(Website and app data records)
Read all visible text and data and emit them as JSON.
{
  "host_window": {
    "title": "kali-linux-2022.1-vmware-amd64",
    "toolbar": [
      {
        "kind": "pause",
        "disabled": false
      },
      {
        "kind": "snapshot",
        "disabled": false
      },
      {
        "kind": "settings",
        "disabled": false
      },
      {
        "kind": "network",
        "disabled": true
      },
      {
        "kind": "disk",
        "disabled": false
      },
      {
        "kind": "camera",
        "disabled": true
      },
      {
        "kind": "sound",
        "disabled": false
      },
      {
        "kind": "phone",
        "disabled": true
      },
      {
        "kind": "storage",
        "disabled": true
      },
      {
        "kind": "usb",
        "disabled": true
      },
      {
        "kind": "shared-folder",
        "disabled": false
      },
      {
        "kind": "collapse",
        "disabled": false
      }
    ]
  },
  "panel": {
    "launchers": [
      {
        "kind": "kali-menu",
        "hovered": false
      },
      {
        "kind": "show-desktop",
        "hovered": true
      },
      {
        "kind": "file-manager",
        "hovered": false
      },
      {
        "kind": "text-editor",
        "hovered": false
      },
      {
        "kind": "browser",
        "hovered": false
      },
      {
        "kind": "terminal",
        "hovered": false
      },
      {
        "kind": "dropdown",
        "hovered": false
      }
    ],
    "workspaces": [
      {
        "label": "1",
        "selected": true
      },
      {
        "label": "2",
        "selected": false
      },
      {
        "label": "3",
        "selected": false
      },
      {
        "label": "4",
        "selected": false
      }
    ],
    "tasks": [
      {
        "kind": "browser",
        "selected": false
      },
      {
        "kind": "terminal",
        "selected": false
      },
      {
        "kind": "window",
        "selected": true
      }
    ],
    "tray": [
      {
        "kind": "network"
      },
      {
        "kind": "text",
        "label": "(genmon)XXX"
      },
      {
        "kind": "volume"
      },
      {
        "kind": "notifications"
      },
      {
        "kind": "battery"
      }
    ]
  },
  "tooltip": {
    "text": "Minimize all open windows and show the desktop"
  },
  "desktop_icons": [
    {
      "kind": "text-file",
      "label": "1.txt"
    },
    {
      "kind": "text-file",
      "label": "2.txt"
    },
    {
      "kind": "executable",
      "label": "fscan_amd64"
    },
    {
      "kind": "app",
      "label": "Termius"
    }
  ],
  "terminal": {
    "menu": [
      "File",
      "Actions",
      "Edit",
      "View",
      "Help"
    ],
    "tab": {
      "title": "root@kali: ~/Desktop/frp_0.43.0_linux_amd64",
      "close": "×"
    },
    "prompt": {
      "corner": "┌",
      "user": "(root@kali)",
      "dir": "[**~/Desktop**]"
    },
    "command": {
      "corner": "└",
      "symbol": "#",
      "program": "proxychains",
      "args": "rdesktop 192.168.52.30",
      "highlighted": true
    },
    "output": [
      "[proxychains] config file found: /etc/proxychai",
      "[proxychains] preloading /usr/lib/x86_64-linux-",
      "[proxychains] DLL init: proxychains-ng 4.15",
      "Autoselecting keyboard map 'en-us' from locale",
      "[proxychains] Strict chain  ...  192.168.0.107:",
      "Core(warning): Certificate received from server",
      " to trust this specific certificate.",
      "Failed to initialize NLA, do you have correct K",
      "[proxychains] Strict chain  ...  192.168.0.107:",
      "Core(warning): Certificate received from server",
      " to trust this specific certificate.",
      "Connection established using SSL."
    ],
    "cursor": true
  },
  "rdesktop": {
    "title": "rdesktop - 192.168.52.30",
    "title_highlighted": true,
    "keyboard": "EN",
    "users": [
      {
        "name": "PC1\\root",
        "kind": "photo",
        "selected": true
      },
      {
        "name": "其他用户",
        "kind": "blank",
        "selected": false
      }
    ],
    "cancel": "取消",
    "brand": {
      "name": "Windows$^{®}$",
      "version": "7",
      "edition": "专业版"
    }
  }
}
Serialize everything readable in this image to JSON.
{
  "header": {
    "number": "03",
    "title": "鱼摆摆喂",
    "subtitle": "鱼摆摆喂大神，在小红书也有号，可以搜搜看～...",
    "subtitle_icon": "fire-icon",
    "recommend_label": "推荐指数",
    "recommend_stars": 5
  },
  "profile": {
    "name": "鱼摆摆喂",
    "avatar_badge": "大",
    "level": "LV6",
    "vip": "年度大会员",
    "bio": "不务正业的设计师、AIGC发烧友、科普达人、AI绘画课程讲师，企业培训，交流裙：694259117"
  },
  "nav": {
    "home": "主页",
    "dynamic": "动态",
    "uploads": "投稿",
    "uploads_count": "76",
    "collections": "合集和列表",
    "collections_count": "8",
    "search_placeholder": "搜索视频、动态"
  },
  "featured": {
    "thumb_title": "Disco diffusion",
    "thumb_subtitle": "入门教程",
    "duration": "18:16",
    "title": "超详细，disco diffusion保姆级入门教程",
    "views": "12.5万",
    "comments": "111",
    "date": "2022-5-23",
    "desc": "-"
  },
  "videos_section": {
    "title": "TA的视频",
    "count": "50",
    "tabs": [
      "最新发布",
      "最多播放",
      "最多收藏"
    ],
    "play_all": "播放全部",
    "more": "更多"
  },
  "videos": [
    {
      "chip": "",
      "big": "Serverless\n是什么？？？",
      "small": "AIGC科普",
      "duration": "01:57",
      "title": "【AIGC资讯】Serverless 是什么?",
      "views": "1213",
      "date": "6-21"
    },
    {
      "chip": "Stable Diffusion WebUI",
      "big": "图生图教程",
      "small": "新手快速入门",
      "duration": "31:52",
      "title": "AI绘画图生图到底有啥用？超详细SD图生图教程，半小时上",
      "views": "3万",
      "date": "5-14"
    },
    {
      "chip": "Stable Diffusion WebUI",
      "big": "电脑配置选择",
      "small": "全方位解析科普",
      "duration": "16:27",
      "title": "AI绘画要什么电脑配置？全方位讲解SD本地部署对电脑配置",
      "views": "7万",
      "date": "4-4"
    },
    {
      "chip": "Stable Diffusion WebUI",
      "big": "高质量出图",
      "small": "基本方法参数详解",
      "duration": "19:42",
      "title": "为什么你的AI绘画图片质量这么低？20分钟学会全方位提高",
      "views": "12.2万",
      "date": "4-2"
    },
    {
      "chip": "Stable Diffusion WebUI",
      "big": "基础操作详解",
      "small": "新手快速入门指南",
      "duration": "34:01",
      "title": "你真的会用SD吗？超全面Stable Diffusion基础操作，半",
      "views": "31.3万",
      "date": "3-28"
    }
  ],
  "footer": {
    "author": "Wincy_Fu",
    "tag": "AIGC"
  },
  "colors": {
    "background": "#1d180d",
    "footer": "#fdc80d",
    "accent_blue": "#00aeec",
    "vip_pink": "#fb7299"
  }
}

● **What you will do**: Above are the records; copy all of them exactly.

● **Problem solution**:
Read all visible text and data and emit them as JSON.
{
  "host_window": {
    "title": "kali-linux-2022.1-vmware-amd64",
    "toolbar": [
      {
        "kind": "pause",
        "disabled": false
      },
      {
        "kind": "snapshot",
        "disabled": false
      },
      {
        "kind": "settings",
        "disabled": false
      },
      {
        "kind": "network",
        "disabled": true
      },
      {
        "kind": "disk",
        "disabled": false
      },
      {
        "kind": "camera",
        "disabled": true
      },
      {
        "kind": "sound",
        "disabled": false
      },
      {
        "kind": "phone",
        "disabled": true
      },
      {
        "kind": "storage",
        "disabled": true
      },
      {
        "kind": "usb",
        "disabled": true
      },
      {
        "kind": "shared-folder",
        "disabled": false
      },
      {
        "kind": "collapse",
        "disabled": false
      }
    ]
  },
  "panel": {
    "launchers": [
      {
        "kind": "kali-menu",
        "hovered": false
      },
      {
        "kind": "show-desktop",
        "hovered": true
      },
      {
        "kind": "file-manager",
        "hovered": false
      },
      {
        "kind": "text-editor",
        "hovered": false
      },
      {
        "kind": "browser",
        "hovered": false
      },
      {
        "kind": "terminal",
        "hovered": false
      },
      {
        "kind": "dropdown",
        "hovered": false
      }
    ],
    "workspaces": [
      {
        "label": "1",
        "selected": true
      },
      {
        "label": "2",
        "selected": false
      },
      {
        "label": "3",
        "selected": false
      },
      {
        "label": "4",
        "selected": false
      }
    ],
    "tasks": [
      {
        "kind": "browser",
        "selected": false
      },
      {
        "kind": "terminal",
        "selected": false
      },
      {
        "kind": "window",
        "selected": true
      }
    ],
    "tray": [
      {
        "kind": "network"
      },
      {
        "kind": "text",
        "label": "(genmon)XXX"
      },
      {
        "kind": "volume"
      },
      {
        "kind": "notifications"
      },
      {
        "kind": "battery"
      }
    ]
  },
  "tooltip": {
    "text": "Minimize all open windows and show the desktop"
  },
  "desktop_icons": [
    {
      "kind": "text-file",
      "label": "1.txt"
    },
    {
      "kind": "text-file",
      "label": "2.txt"
    },
    {
      "kind": "executable",
      "label": "fscan_amd64"
    },
    {
      "kind": "app",
      "label": "Termius"
    }
  ],
  "terminal": {
    "menu": [
      "File",
      "Actions",
      "Edit",
      "View",
      "Help"
    ],
    "tab": {
      "title": "root@kali: ~/Desktop/frp_0.43.0_linux_amd64",
      "close": "×"
    },
    "prompt": {
      "corner": "┌",
      "user": "(root@kali)",
      "dir": "[**~/Desktop**]"
    },
    "command": {
      "corner": "└",
      "symbol": "#",
      "program": "proxychains",
      "args": "rdesktop 192.168.52.30",
      "highlighted": true
    },
    "output": [
      "[proxychains] config file found: /etc/proxychai",
      "[proxychains] preloading /usr/lib/x86_64-linux-",
      "[proxychains] DLL init: proxychains-ng 4.15",
      "Autoselecting keyboard map 'en-us' from locale",
      "[proxychains] Strict chain  ...  192.168.0.107:",
      "Core(warning): Certificate received from server",
      " to trust this specific certificate.",
      "Failed to initialize NLA, do you have correct K",
      "[proxychains] Strict chain  ...  192.168.0.107:",
      "Core(warning): Certificate received from server",
      " to trust this specific certificate.",
      "Connection established using SSL."
    ],
    "cursor": true
  },
  "rdesktop": {
    "title": "rdesktop - 192.168.52.30",
    "title_highlighted": true,
    "keyboard": "EN",
    "users": [
      {
        "name": "PC1\\root",
        "kind": "photo",
        "selected": true
      },
      {
        "name": "其他用户",
        "kind": "blank",
        "selected": false
      }
    ],
    "cancel": "取消",
    "brand": {
      "name": "Windows$^{®}$",
      "version": "7",
      "edition": "专业版"
    }
  }
}
Serialize everything readable in this image to JSON.
{
  "header": {
    "number": "03",
    "title": "鱼摆摆喂",
    "subtitle": "鱼摆摆喂大神，在小红书也有号，可以搜搜看～...",
    "subtitle_icon": "fire-icon",
    "recommend_label": "推荐指数",
    "recommend_stars": 5
  },
  "profile": {
    "name": "鱼摆摆喂",
    "avatar_badge": "大",
    "level": "LV6",
    "vip": "年度大会员",
    "bio": "不务正业的设计师、AIGC发烧友、科普达人、AI绘画课程讲师，企业培训，交流裙：694259117"
  },
  "nav": {
    "home": "主页",
    "dynamic": "动态",
    "uploads": "投稿",
    "uploads_count": "76",
    "collections": "合集和列表",
    "collections_count": "8",
    "search_placeholder": "搜索视频、动态"
  },
  "featured": {
    "thumb_title": "Disco diffusion",
    "thumb_subtitle": "入门教程",
    "duration": "18:16",
    "title": "超详细，disco diffusion保姆级入门教程",
    "views": "12.5万",
    "comments": "111",
    "date": "2022-5-23",
    "desc": "-"
  },
  "videos_section": {
    "title": "TA的视频",
    "count": "50",
    "tabs": [
      "最新发布",
      "最多播放",
      "最多收藏"
    ],
    "play_all": "播放全部",
    "more": "更多"
  },
  "videos": [
    {
      "chip": "",
      "big": "Serverless\n是什么？？？",
      "small": "AIGC科普",
      "duration": "01:57",
      "title": "【AIGC资讯】Serverless 是什么?",
      "views": "1213",
      "date": "6-21"
    },
    {
      "chip": "Stable Diffusion WebUI",
      "big": "图生图教程",
      "small": "新手快速入门",
      "duration": "31:52",
      "title": "AI绘画图生图到底有啥用？超详细SD图生图教程，半小时上",
      "views": "3万",
      "date": "5-14"
    },
    {
      "chip": "Stable Diffusion WebUI",
      "big": "电脑配置选择",
      "small": "全方位解析科普",
      "duration": "16:27",
      "title": "AI绘画要什么电脑配置？全方位讲解SD本地部署对电脑配置",
      "views": "7万",
      "date": "4-4"
    },
    {
      "chip": "Stable Diffusion WebUI",
      "big": "高质量出图",
      "small": "基本方法参数详解",
      "duration": "19:42",
      "title": "为什么你的AI绘画图片质量这么低？20分钟学会全方位提高",
      "views": "12.2万",
      "date": "4-2"
    },
    {
      "chip": "Stable Diffusion WebUI",
      "big": "基础操作详解",
      "small": "新手快速入门指南",
      "duration": "34:01",
      "title": "你真的会用SD吗？超全面Stable Diffusion基础操作，半",
      "views": "31.3万",
      "date": "3-28"
    }
  ],
  "footer": {
    "author": "Wincy_Fu",
    "tag": "AIGC"
  },
  "colors": {
    "background": "#1d180d",
    "footer": "#fdc80d",
    "accent_blue": "#00aeec",
    "vip_pink": "#fb7299"
  }
}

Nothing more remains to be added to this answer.